When you reproduce the listing below, keep every entry exactly as written.

----------

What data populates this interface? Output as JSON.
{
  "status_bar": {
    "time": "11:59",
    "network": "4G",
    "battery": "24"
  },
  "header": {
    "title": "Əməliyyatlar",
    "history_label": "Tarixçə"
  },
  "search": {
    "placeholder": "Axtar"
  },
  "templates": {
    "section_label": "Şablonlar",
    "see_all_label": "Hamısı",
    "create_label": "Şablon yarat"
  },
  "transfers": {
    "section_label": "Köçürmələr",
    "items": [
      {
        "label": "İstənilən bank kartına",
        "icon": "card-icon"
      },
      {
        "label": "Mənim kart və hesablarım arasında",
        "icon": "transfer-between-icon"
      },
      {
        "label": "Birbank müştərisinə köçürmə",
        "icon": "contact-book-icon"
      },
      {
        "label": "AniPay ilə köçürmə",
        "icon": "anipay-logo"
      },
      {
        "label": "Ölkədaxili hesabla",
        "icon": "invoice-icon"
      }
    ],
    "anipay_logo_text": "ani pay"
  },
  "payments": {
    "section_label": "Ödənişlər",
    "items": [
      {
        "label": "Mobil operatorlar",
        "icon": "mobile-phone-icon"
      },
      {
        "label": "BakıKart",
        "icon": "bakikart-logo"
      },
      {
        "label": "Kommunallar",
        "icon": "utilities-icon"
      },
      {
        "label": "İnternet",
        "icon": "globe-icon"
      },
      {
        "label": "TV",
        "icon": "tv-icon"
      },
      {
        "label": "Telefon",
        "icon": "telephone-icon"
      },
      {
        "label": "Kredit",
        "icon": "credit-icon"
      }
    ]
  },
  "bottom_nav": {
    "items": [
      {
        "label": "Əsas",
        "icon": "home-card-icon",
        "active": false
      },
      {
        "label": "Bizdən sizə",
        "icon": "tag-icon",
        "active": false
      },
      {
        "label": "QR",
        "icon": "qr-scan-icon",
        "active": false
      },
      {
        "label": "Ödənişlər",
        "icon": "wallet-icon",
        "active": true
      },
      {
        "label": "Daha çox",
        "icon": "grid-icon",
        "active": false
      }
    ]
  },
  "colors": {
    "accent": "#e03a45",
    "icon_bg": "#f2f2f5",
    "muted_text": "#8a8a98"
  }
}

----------

--- Answer to the problem ---
What data populates this interface? Output as JSON.
{
  "status_bar": {
    "time": "11:59",
    "network": "4G",
    "battery": "24"
  },
  "header": {
    "title": "Əməliyyatlar",
    "history_label": "Tarixçə"
  },
  "search": {
    "placeholder": "Axtar"
  },
  "templates": {
    "section_label": "Şablonlar",
    "see_all_label": "Hamısı",
    "create_label": "Şablon yarat"
  },
  "transfers": {
    "section_label": "Köçürmələr",
    "items": [
      {
        "label": "İstənilən bank kartına",
        "icon": "card-icon"
      },
      {
        "label": "Mənim kart və hesablarım arasında",
        "icon": "transfer-between-icon"
      },
      {
        "label": "Birbank müştərisinə köçürmə",
        "icon": "contact-book-icon"
      },
      {
        "label": "AniPay ilə köçürmə",
        "icon": "anipay-logo"
      },
      {
        "label": "Ölkədaxili hesabla",
        "icon": "invoice-icon"
      }
    ],
    "anipay_logo_text": "ani pay"
  },
  "payments": {
    "section_label": "Ödənişlər",
    "items": [
      {
        "label": "Mobil operatorlar",
        "icon": "mobile-phone-icon"
      },
      {
        "label": "BakıKart",
        "icon": "bakikart-logo"
      },
      {
        "label": "Kommunallar",
        "icon": "utilities-icon"
      },
      {
        "label": "İnternet",
        "icon": "globe-icon"
      },
      {
        "label": "TV",
        "icon": "tv-icon"
      },
      {
        "label": "Telefon",
        "icon": "telephone-icon"
      },
      {
        "label": "Kredit",
        "icon": "credit-icon"
      }
    ]
  },
  "bottom_nav": {
    "items": [
      {
        "label": "Əsas",
        "icon": "home-card-icon",
        "active": false
      },
      {
        "label": "Bizdən sizə",
        "icon": "tag-icon",
        "active": false
      },
      {
        "label": "QR",
        "icon": "qr-scan-icon",
        "active": false
      },
      {
        "label": "Ödənişlər",
        "icon": "wallet-icon",
        "active": true
      },
      {
        "label": "Daha çox",
        "icon": "grid-icon",
        "active": false
      }
    ]
  },
  "colors": {
    "accent": "#e03a45",
    "icon_bg": "#f2f2f5",
    "muted_text": "#8a8a98"
  }
}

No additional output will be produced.